Frans Timmermans, Vice President of the European Commission, said in an interview: “If we don’t do anything about this, 50 years down the road we will have more plastic than fish in the oceans … we have all the seen the images, whether you watch [the BBC’s] Blue Planet, whether you watch the beaches in Asian countries after storms.”
He also put some perspective on single-use plastics in that it takes “5 seconds to produce, 5 minutes to use, and 500 years to break-down”.
.@michaelgove One step ahead of you. EU legislation on single-use plastics coming before the summer. Maybe you can align with us? #EUDoesntSuck #StrongerTogether #PlasticsStrategy https://t.co/hbBBXT1eGa
— Frans Timmermans (@TimmermansEU) February 23, 2018
A very ambitious aim of having every piece of packaging on the continent be reusable or recyclable by 2030 has now been set. The outcome of all this? Taxes and bans on popular products, and a well-needed change in mentality.
The Strategy, launched on Tuesday, shall be investing €350 million in research to find possible solutions to modernize plastics production and collection, or replace it altogether.
Here are some of the solutions the European Commission is currently considering.
1. Setting up more water fountains on the streets of Europe to reduce demand for bottled water
2. Imposing new, clearer labelling for plastic packaging so consumers are clear about their recyclability
3. Banning the addition of microplastics to cosmetics and personal care products such as face scrubs
4. Banning plastic straws and promoting paper straws
5. Putting countries under an obligation to monitor and reduce their marine litter

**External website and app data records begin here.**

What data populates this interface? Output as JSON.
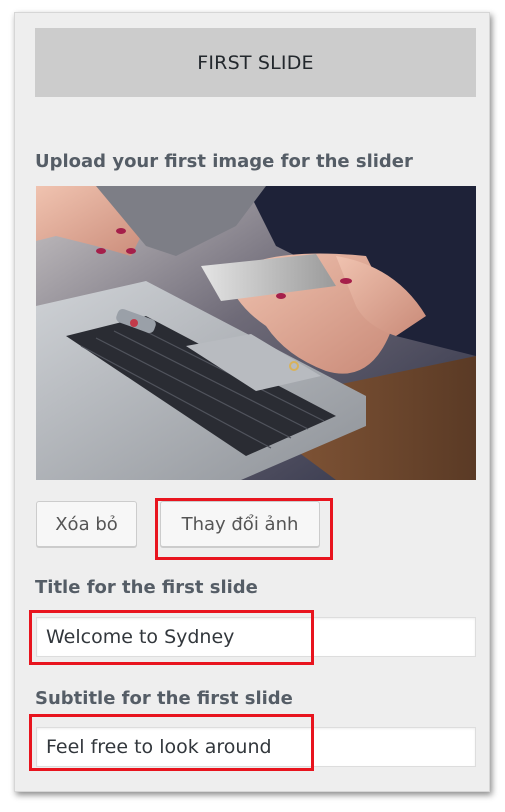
{
  "section": {
    "title": "FIRST SLIDE"
  },
  "image_field": {
    "label": "Upload your first image for the slider",
    "remove_button": "Xóa bỏ",
    "change_button": "Thay đổi ảnh"
  },
  "title_field": {
    "label": "Title for the first slide",
    "value": "Welcome to Sydney"
  },
  "subtitle_field": {
    "label": "Subtitle for the first slide",
    "value": "Feel free to look around"
  },
  "colors": {
    "panel_background": "#eeeeee",
    "header_background": "#cccccc",
    "highlight": "#e8141e"
  }
}
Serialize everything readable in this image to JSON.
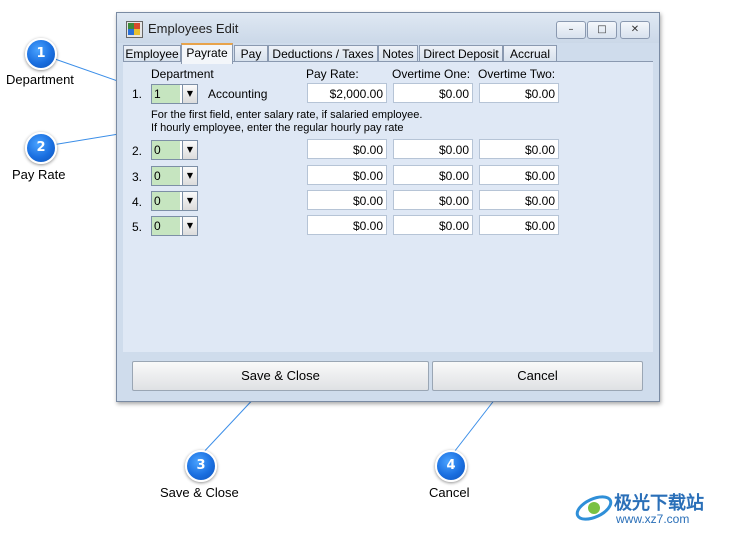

6. France’s proposal to ban disposable plastic cups, glasses and plates, and plastic-stemmed cotton buds
BONUS: The ‘Latte Levy’
Last week, Starbucks took the lead as the first UK coffee chain to introduce a “latte levy” – a 5p charge on takeaway coffee cups – in order to reduce the overuse and waste of 2.5 billion disposable cups every year.

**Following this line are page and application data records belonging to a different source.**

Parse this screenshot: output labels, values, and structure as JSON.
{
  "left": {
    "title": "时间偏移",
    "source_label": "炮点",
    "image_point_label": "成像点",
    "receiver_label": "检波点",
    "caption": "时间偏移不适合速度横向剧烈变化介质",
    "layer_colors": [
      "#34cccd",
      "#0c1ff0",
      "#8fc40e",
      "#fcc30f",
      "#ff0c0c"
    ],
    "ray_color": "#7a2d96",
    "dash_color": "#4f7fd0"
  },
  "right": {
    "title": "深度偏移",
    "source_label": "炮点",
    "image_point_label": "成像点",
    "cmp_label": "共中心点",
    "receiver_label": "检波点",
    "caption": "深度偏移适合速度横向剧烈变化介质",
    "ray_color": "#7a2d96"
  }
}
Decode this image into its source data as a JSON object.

The Single-Use Plastics Strategy of the EU is still in the planning stage.
The final proposals from the EU Commission are scheduled to be put before the EU Parliament this summer.